What the task requires:
From the listing below, extract each entry exactly as written, minus the images.

--- Records shown Enclosed Below ---

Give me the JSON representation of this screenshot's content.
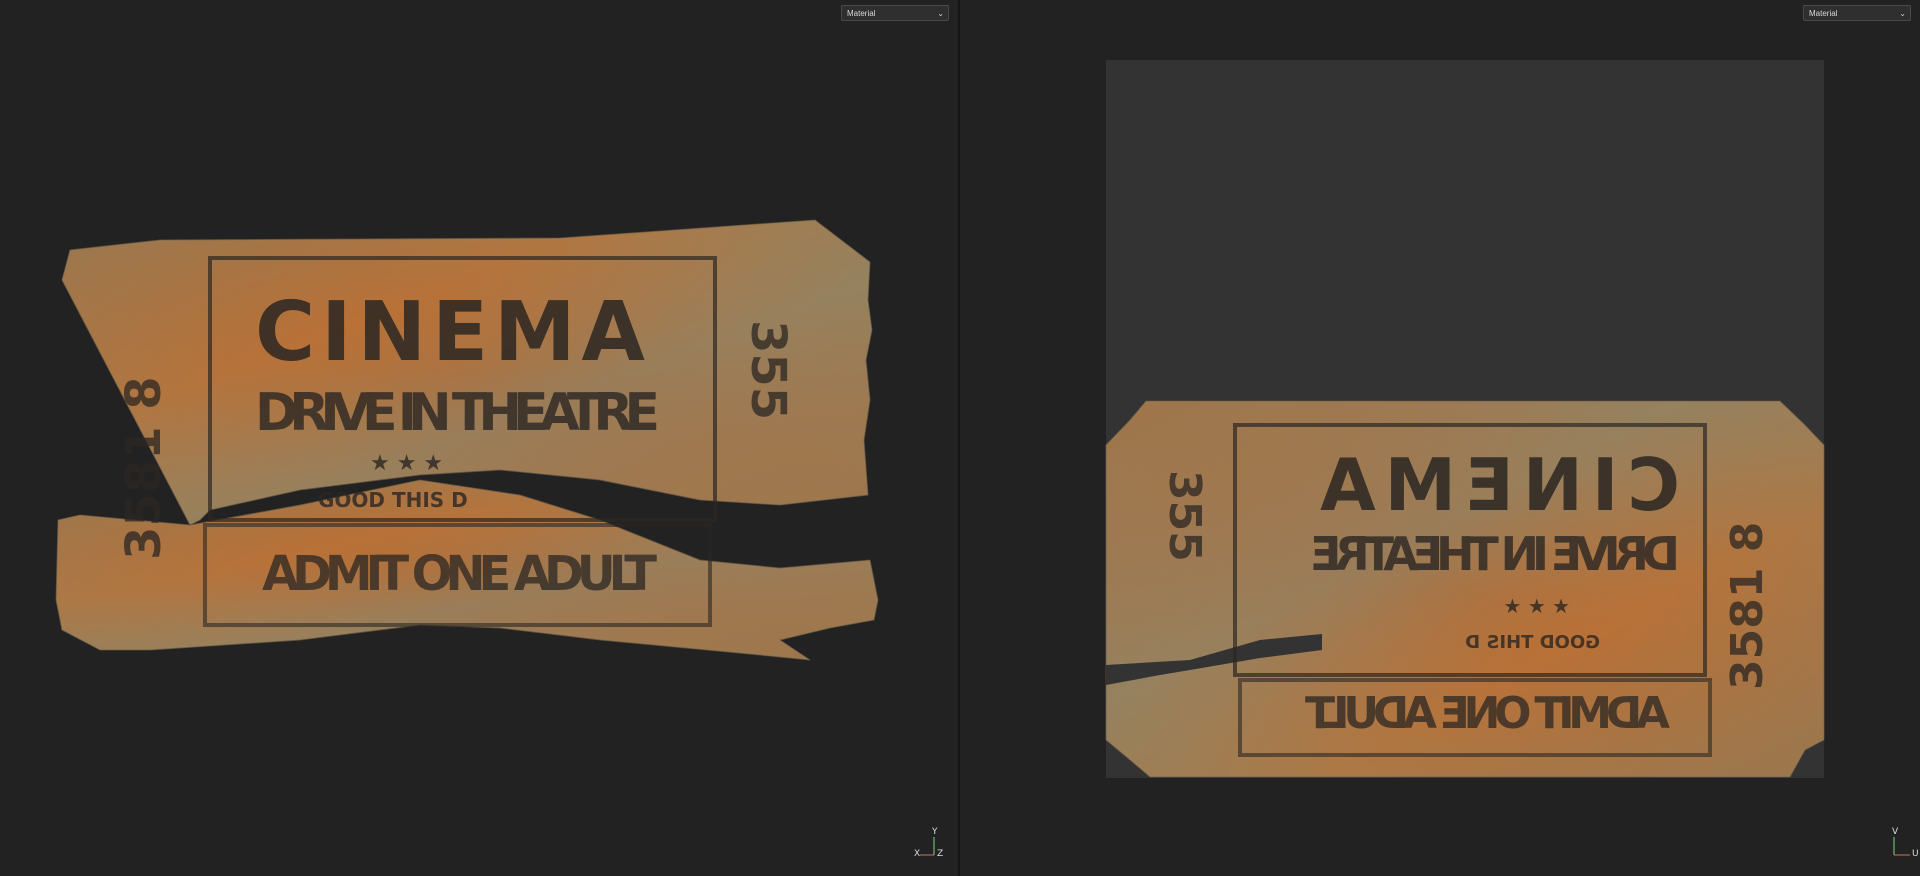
{
  "left_viewport": {
    "shading_mode": "Material",
    "axis": {
      "x": "X",
      "y": "Y",
      "z": "Z"
    },
    "ticket": {
      "title": "CINEMA",
      "subtitle": "DRIVE IN THEATRE",
      "stars": "★ ★ ★",
      "good": "GOOD THIS D",
      "admit": "ADMIT ONE ADULT",
      "serial_left": "3581 8",
      "serial_right": "355"
    }
  },
  "right_viewport": {
    "shading_mode": "Material",
    "axis": {
      "y": "V",
      "x": "U"
    },
    "ticket": {
      "title": "CINEMA",
      "subtitle": "DRIVE IN THEATRE",
      "stars": "★ ★ ★",
      "good": "GOOD THIS D",
      "admit": "ADMIT ONE ADULT",
      "serial_left": "355",
      "serial_right": "3581 8"
    }
  },
  "colors": {
    "background": "#222222",
    "uv_canvas": "#333333",
    "ticket_orange": "#b8632a",
    "ticket_grime": "#8a8a6a",
    "ink": "#2b2622"
  }
}
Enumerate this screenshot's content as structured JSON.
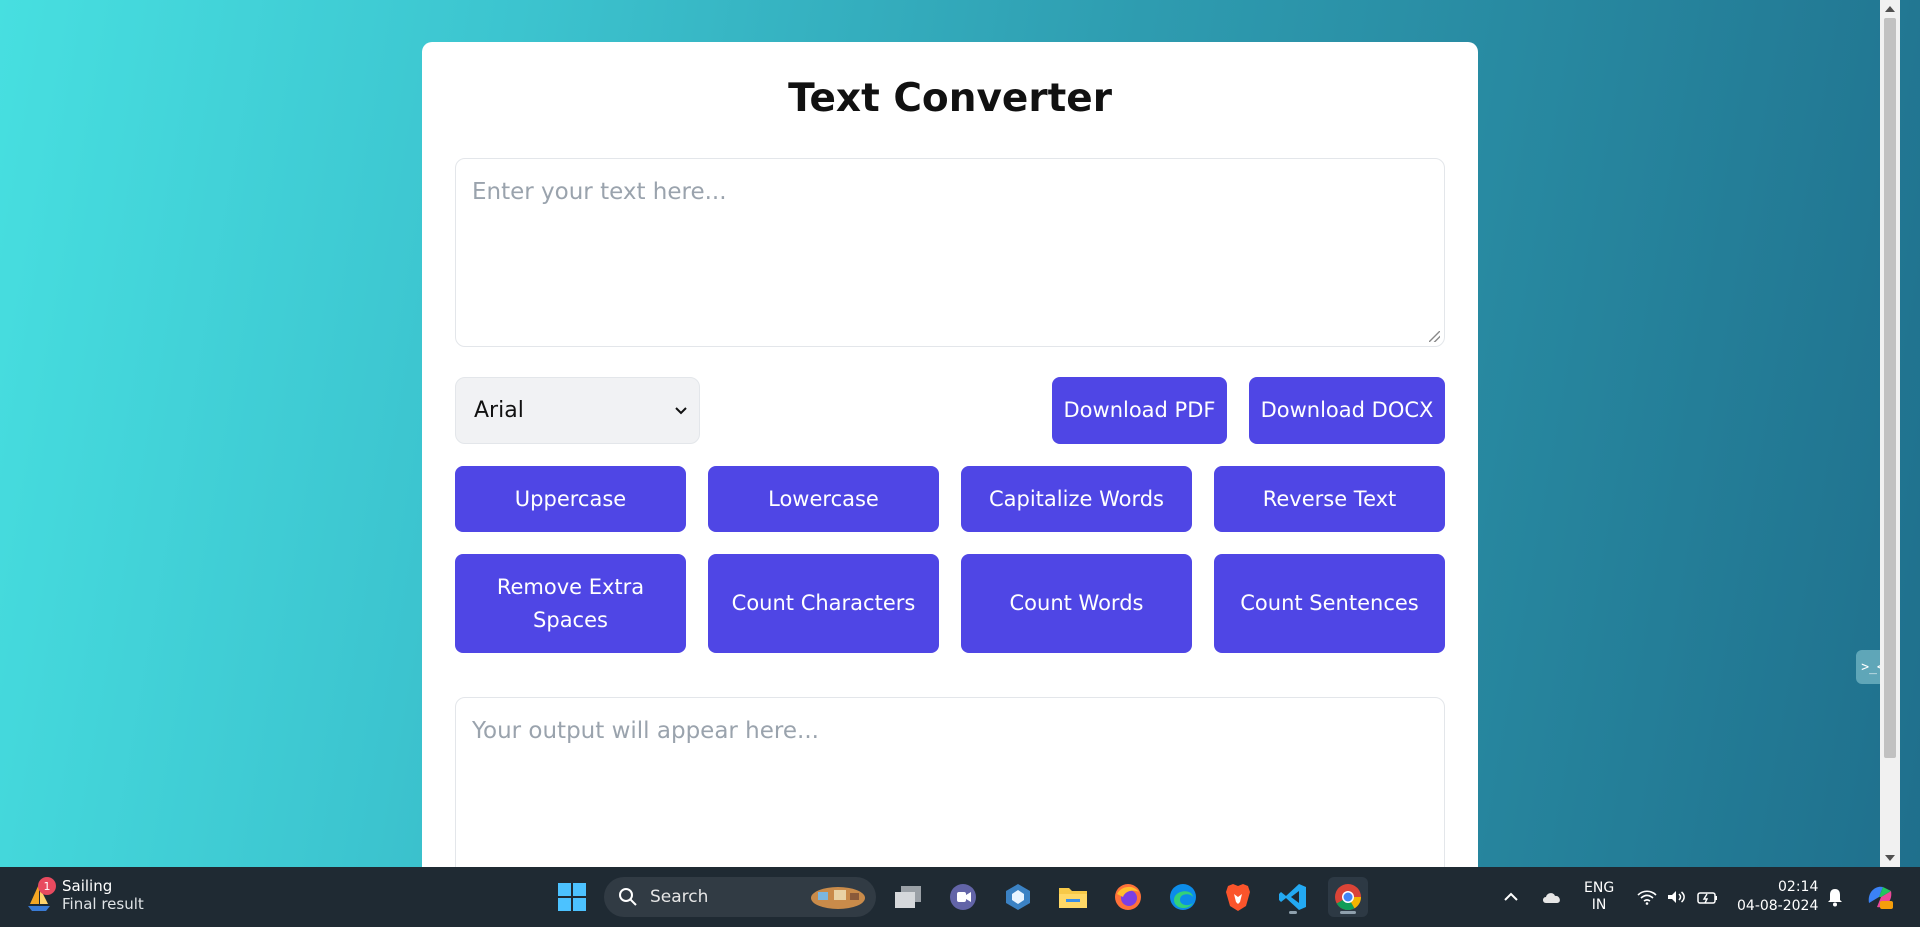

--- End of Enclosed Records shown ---

Answer to the exercise:
Give me the JSON representation of this screenshot's content.
{
  "left_viewport": {
    "shading_mode": "Material",
    "axis": {
      "x": "X",
      "y": "Y",
      "z": "Z"
    },
    "ticket": {
      "title": "CINEMA",
      "subtitle": "DRIVE IN THEATRE",
      "stars": "★ ★ ★",
      "good": "GOOD THIS D",
      "admit": "ADMIT ONE ADULT",
      "serial_left": "3581 8",
      "serial_right": "355"
    }
  },
  "right_viewport": {
    "shading_mode": "Material",
    "axis": {
      "y": "V",
      "x": "U"
    },
    "ticket": {
      "title": "CINEMA",
      "subtitle": "DRIVE IN THEATRE",
      "stars": "★ ★ ★",
      "good": "GOOD THIS D",
      "admit": "ADMIT ONE ADULT",
      "serial_left": "355",
      "serial_right": "3581 8"
    }
  },
  "colors": {
    "background": "#222222",
    "uv_canvas": "#333333",
    "ticket_orange": "#b8632a",
    "ticket_grime": "#8a8a6a",
    "ink": "#2b2622"
  }
}
Enumerate this screenshot's content as structured JSON.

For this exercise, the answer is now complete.